Using a Mil-Dot Reticle can greatly improve accuracy and precision in long-range shooting situations. Here are the practical steps to effectively use a Mil-Dot Reticle:

Determine the Size of Your Target

Before using the Mil-Dot Reticle, you need to determine the size of your target in relation to the dots on the reticle. This will help you estimate the range to your target and make the necessary adjustments for elevation and windage. For example, if your target is a deer you need to estimate how many dots on the reticle it will cover

using the Mil-Dot Reticle

From the image, you can find the formula for determining the size of your target when the distance is known by a rangefinder. You can determine the size in inches or centi meter.

Estimate the Range

To estimate the range, you need to use the Mil-Dot Formula, which is: Target Size (in inches) x 27.778 ÷ Size of the Target in Mil-Dots = Range in Yards. For example, if your target is a prairie dog with a body length of 10 inches and it covers 2.5 mil-dots on the reticle, the range would be 111.1 yards (10 x 27.778 ÷ 2.5).

Estimate the Range use the Mil-Dot Formula

Adjust for Elevation

Once you have estimated the range, you can adjust the elevation turrets on your scope to compensate for bullet drop. To do this, you need to know the ballistic trajectory of your specific ammunition and adjust your turrets accordingly. You can use a ballistics calculator or a range card to help with this step.

Adjust for Windage

If there is wind, you will need to adjust for windage using the Mil-Dot Reticle. You can estimate the amount of wind drift by observing how much the wind is affecting objects in the environment, such as grass or trees. Then, use the windage marks on the reticle to adjust your aim. 

Make Holdover Adjustments

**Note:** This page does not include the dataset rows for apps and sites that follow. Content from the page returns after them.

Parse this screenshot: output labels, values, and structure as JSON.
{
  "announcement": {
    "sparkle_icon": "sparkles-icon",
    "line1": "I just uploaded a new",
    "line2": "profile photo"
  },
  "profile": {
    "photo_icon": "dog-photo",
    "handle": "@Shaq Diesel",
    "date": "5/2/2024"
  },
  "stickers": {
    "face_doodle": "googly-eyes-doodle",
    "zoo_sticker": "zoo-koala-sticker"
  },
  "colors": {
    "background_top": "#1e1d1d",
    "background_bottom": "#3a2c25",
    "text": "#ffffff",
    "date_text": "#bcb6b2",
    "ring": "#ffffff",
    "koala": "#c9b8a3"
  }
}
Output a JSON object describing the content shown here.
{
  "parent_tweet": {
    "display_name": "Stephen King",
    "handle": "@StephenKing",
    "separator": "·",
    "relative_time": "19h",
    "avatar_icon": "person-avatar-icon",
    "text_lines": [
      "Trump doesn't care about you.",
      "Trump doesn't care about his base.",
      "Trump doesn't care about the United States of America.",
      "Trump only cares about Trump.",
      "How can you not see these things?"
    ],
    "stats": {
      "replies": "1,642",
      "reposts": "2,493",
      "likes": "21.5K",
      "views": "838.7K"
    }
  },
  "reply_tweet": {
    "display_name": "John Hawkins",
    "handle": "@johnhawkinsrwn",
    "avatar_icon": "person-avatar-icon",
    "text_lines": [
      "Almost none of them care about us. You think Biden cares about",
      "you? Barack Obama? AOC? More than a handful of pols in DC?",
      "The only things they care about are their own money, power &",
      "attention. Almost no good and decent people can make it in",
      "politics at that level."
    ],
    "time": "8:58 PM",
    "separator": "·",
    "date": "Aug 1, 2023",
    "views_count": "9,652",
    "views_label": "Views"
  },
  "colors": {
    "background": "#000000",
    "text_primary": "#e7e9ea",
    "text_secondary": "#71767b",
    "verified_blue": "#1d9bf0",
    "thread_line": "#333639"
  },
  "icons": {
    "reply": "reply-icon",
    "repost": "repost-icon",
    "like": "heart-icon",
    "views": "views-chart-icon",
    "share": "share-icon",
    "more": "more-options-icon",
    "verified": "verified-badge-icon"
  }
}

Once you have made your adjustments for elevation and windage, you can use the Mil-Dot Reticle to make holdover adjustments. This is necessary because the bullet will still drop over the distance between the shooter and the target. You can estimate how many mil-dots you need to hold over based on the distance to the target and the ballistics of your ammunition.


Using a Mil-Dot Reticle effectively takes practice. You need to become familiar with the reticle and how to estimate range, adjust for elevation and windage, and make holdover adjustments. Practicing at the range or in simulated shooting situations can help you develop your skills and become more confident in your abilities.

Leave a Comment

Your email address will not be published. Required fields are marked *